Where there is impact, there is also damage, sometimes residual and long-lasting. Anne’s guilt over putting her family through a similar ordeal amplified what she was already dealing with, ripping wounds open again. Guilt is a sinister emotion and can strike from the oddest directions, bringing fault where none exists.
Anne’s teenage daughter struggled for months after her mother’s cardiac arrest. It wasn’t until much later they discovered she felt enormous guilt over the defibrillator not working. There had been no shock advised. She was unfamiliar with the device and thought she had somehow failed her mother by applying it incorrectly.
Just because we can walk away from an incident doesn’t mean everyone will be as lucky. More than 50% of lay providers report significant psychological impact from participating in a resuscitation, with 13% of them reporting that impact as severe.2 We can’t change what occurred, but when possible we should be able to reassure or mitigate the feelings of helplessness.

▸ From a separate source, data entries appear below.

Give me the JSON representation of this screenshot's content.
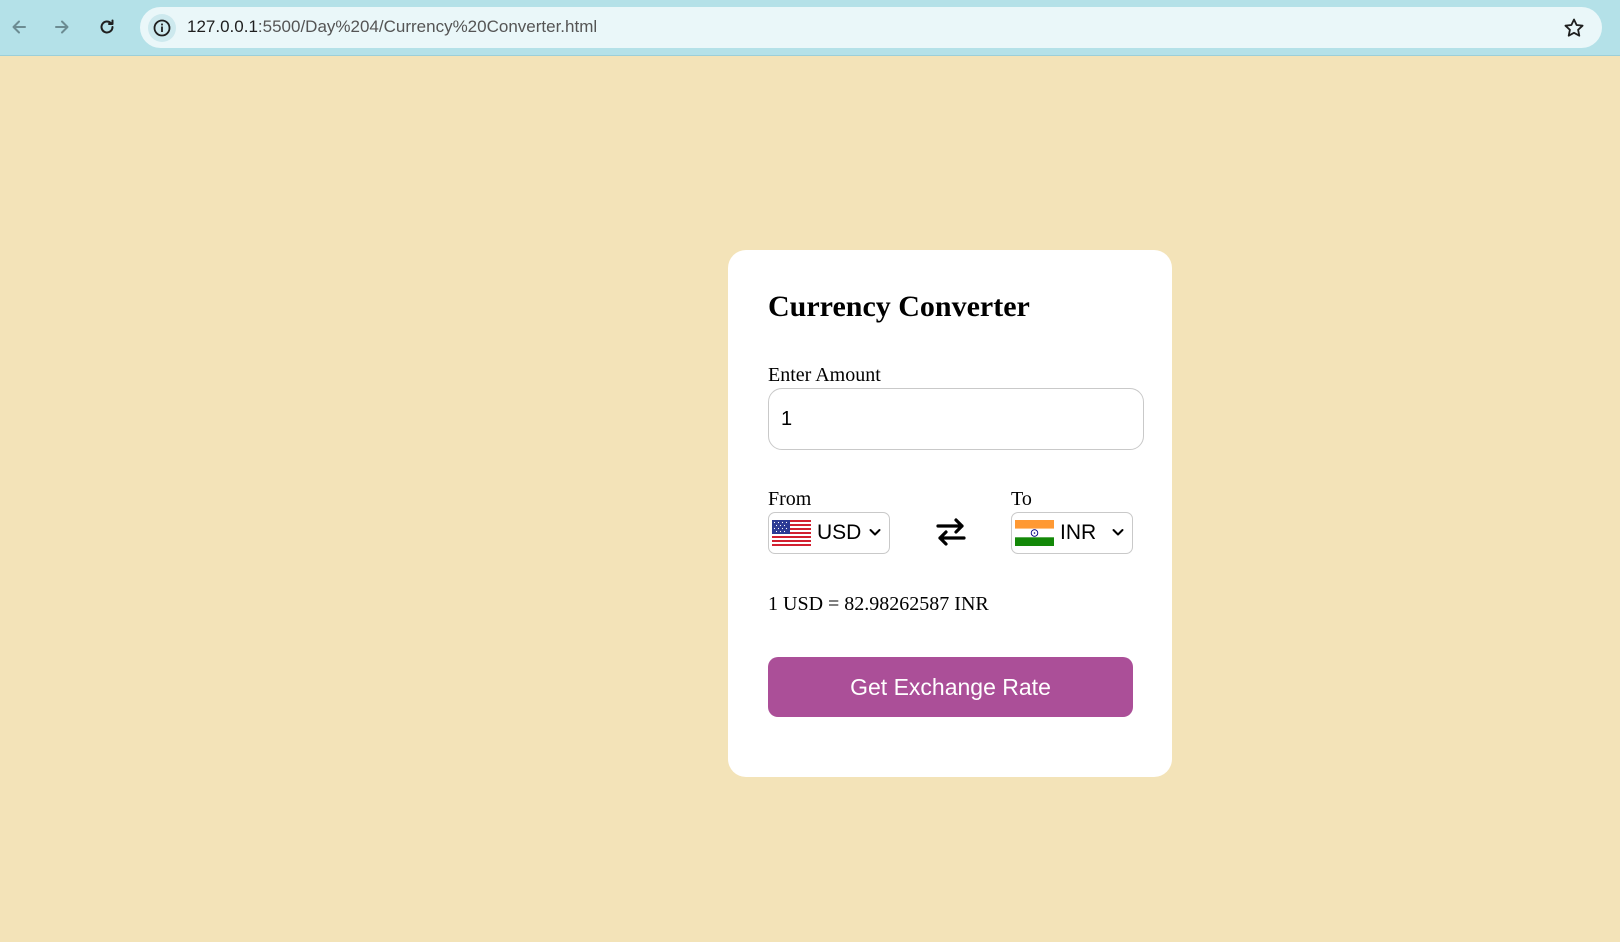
{
  "browser": {
    "url_host": "127.0.0.1",
    "url_path": ":5500/Day%204/Currency%20Converter.html"
  },
  "card": {
    "title": "Currency Converter",
    "amount_label": "Enter Amount",
    "amount_value": "1",
    "from_label": "From",
    "to_label": "To",
    "from_currency": "USD",
    "to_currency": "INR",
    "rate_text": "1 USD = 82.98262587 INR",
    "button_label": "Get Exchange Rate"
  },
  "colors": {
    "page_background": "#f3e3b8",
    "button": "#ab4f98",
    "chrome": "#b4e1e8"
  }
}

Rex’s event never went beyond internal commendations for the staff at Costco. It didn’t make the papers; there was no feel-good news story, no social media hurrah. What there was was a 41-year old man who made it home to his family in time for Christmas. His gift was a brand-new AICD and a second chance.
Rex’s wife found out who Rex’s rescuers were. She contacted Anne at Christmas, calling her a “guardian angel” and thanking her for helping save him. She shared pictures of their two young girls, spared having to go through life without their father.
Rex was transported to the same hospital that treated Anne so poorly the year before (see Part 3). The same facility that branded her an addict, disregarded her history, ignored her pleas for treatment, and dismissed her as less than a person provided him with a new lease on life. Despite it all, the fact remains, if Anne had not been resuscitated, if she had not survived her overdose, then she would not have been there to assist Rex.
As EMS providers it can be easy to lose sight of just how far our reach is. When we treat a patient, we are working the cumulation of a lifetime of interactions and relationships. Our decisions resonate outward and impact untold numbers in the days to come. What an honor that is.
The work we do is seismic. Make your impact the best one you can.
Author’s note: It has been an honor and privilege to relate Anne’s story to you. Sharing such a personal journey with the world requires a level of bravery most of us will never achieve. I am grateful to Anne and Chris for their candor and openness and hope their story will serve as a reminder of the importance compassion and empathy play in all levels of care. Stay safe out there.
1. Rice DT, Nudell NG, Habrat DA, et al. CPR induced consciousness: It’s time for sedation protocols for this growing population. Resuscitation, 2016 Jun; 103: e15–e16.
Tracey Loscar, BA, NRP, FP-C, is chief of operations for Matanuska-Susitna (Mat-Su) Borough EMS in Wasilla, Alaska. She is a member of the EMS World editorial advisory board. Contact her at firstname.lastname@example.org.